Was Kate Speaking the Language of Transition?
In spite of your political views about the royal wedding, it was difficult not to feel affectionate towards a couple who had used their special day to gain us all a day off work to celebrate, relax, and meet our neighbours. The building of community is a key transition requirement, as is working less, especially if your work involves harmful production or commuting.
But what about those trees? The effect as the bride walked down the aisle of Westminster Abbey was spectacular and brought the inspiration of nature to the wedding that contrasted with the stuffiness of so many formal occasions. But was Kate trying to tell us more, with her choice of natural decorations? According to florist Shane Connolly she insisted that everything had to be British and the inspirational words were 'English, natural, seasonal, ethical'. The trees which made such an impact were six field maples, apparently to represent humility, and two native English hornbeams, the tree which stands for resilience.

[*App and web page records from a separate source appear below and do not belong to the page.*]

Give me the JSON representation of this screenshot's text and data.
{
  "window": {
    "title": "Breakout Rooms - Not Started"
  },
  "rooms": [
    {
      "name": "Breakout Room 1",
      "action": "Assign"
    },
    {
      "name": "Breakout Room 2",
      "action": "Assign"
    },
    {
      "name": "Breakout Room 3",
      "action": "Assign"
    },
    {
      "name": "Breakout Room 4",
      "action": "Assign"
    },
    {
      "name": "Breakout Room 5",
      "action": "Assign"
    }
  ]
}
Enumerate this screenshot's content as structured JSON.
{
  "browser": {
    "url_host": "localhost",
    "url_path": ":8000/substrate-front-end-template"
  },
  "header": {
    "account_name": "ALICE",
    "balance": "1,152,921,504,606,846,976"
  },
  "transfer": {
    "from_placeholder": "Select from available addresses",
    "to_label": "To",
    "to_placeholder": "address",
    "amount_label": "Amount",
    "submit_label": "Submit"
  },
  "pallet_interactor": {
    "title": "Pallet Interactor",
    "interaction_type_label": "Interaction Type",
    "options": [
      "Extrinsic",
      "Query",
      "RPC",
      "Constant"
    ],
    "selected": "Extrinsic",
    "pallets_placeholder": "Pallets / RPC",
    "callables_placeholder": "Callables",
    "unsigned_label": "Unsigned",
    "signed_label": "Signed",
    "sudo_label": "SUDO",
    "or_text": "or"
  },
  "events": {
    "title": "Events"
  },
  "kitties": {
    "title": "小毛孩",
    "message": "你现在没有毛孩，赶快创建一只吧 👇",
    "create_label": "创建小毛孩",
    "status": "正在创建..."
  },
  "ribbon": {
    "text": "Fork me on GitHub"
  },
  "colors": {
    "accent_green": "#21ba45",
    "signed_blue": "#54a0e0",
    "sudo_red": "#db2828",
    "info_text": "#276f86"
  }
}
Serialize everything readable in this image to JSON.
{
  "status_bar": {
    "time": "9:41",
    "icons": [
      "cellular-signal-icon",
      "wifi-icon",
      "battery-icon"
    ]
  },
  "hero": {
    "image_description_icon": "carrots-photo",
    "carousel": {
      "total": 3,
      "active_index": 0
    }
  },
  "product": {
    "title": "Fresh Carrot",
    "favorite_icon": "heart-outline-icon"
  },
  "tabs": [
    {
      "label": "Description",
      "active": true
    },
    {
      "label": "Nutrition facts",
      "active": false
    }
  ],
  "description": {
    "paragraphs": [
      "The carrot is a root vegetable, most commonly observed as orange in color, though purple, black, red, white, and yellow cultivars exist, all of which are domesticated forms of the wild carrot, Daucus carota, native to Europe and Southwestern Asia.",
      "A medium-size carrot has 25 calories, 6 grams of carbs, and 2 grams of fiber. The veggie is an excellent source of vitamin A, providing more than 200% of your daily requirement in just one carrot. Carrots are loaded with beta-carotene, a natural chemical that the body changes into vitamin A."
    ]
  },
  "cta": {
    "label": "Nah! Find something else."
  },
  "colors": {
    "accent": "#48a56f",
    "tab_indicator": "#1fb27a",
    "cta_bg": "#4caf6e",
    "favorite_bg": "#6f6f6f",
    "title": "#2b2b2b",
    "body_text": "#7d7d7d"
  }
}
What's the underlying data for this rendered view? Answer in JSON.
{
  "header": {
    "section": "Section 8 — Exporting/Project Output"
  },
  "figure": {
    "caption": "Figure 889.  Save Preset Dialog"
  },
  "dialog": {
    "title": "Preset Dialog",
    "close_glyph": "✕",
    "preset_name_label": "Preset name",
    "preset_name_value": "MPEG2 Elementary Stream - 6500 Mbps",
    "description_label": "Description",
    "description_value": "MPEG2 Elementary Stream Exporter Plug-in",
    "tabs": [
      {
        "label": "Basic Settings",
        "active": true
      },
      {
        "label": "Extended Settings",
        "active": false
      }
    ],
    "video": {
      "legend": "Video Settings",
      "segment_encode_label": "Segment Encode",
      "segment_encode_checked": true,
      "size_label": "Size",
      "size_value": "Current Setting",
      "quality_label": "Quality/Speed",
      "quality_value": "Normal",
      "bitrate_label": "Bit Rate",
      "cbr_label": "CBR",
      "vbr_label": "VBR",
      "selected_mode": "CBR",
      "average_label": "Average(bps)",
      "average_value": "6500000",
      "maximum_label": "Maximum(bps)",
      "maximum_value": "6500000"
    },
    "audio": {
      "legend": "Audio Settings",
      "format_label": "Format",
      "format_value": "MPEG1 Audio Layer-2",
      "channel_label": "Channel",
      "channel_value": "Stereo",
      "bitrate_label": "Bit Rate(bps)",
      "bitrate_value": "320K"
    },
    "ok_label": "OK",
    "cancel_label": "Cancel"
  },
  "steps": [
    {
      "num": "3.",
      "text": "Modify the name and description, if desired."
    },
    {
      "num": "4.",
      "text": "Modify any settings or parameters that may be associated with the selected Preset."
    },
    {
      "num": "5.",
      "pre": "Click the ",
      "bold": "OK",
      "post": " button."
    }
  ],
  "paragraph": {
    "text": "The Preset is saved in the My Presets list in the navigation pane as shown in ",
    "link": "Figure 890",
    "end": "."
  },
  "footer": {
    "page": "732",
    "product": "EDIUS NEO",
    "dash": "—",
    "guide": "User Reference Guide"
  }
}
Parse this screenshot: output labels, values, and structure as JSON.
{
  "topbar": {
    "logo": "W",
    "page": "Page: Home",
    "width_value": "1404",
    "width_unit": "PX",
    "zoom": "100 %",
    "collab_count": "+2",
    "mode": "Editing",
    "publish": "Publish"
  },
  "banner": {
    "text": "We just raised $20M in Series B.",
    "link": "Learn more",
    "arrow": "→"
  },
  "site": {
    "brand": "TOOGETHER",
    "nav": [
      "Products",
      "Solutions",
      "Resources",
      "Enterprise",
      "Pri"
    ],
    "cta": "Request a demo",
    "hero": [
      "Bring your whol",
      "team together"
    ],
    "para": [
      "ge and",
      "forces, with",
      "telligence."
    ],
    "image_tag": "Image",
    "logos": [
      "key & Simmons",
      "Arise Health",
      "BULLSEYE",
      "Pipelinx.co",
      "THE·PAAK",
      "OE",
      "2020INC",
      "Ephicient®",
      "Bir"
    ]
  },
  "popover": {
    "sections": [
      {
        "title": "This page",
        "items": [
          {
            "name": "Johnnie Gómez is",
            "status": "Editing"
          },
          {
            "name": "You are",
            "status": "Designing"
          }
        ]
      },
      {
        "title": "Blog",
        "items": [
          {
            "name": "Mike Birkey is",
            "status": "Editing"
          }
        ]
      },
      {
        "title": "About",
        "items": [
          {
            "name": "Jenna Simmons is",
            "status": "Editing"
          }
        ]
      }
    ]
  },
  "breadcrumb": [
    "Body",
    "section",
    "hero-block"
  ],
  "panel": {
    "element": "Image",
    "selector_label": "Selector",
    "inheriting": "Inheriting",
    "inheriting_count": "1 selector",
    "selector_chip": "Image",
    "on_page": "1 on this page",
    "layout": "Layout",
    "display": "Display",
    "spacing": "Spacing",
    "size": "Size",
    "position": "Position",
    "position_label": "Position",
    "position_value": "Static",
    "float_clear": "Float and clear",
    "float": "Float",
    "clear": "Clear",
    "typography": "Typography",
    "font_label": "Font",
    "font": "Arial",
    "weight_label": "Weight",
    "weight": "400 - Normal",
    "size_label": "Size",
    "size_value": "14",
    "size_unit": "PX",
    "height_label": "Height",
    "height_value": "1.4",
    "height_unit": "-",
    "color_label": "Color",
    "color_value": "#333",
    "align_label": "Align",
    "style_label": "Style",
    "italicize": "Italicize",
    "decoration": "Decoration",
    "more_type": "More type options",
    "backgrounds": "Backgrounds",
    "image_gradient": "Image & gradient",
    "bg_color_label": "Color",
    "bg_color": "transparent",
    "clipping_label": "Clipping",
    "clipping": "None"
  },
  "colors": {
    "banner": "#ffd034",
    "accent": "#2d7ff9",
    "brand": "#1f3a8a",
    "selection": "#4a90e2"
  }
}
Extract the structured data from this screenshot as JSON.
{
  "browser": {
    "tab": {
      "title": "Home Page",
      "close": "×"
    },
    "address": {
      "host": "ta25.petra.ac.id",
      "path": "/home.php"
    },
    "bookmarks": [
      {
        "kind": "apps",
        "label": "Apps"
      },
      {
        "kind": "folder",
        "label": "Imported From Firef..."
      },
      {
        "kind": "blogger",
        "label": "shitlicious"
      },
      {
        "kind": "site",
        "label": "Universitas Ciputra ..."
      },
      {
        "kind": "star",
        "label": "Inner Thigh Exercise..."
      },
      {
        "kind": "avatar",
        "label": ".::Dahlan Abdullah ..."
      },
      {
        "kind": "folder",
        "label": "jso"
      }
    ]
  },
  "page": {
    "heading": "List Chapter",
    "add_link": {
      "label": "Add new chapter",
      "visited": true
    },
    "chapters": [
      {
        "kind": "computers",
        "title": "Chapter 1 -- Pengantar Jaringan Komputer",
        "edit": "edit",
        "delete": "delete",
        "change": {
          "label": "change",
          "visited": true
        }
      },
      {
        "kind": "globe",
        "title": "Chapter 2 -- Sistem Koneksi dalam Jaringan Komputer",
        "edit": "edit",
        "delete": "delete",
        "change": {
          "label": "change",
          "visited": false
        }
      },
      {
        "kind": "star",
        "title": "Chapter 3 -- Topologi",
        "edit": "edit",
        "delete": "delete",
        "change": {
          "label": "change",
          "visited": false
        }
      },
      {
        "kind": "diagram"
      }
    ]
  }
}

I wonder how long the honeymoon destination will remain a secret. This may be the best clue to the green credentials of the royal couple. A week in Pembrokeshire would indicate their true commitment to the transition holiday; the traditional jet-fuelled fortnight in Mustique could only be a disappointment after the hopeful signs of the wedding flora.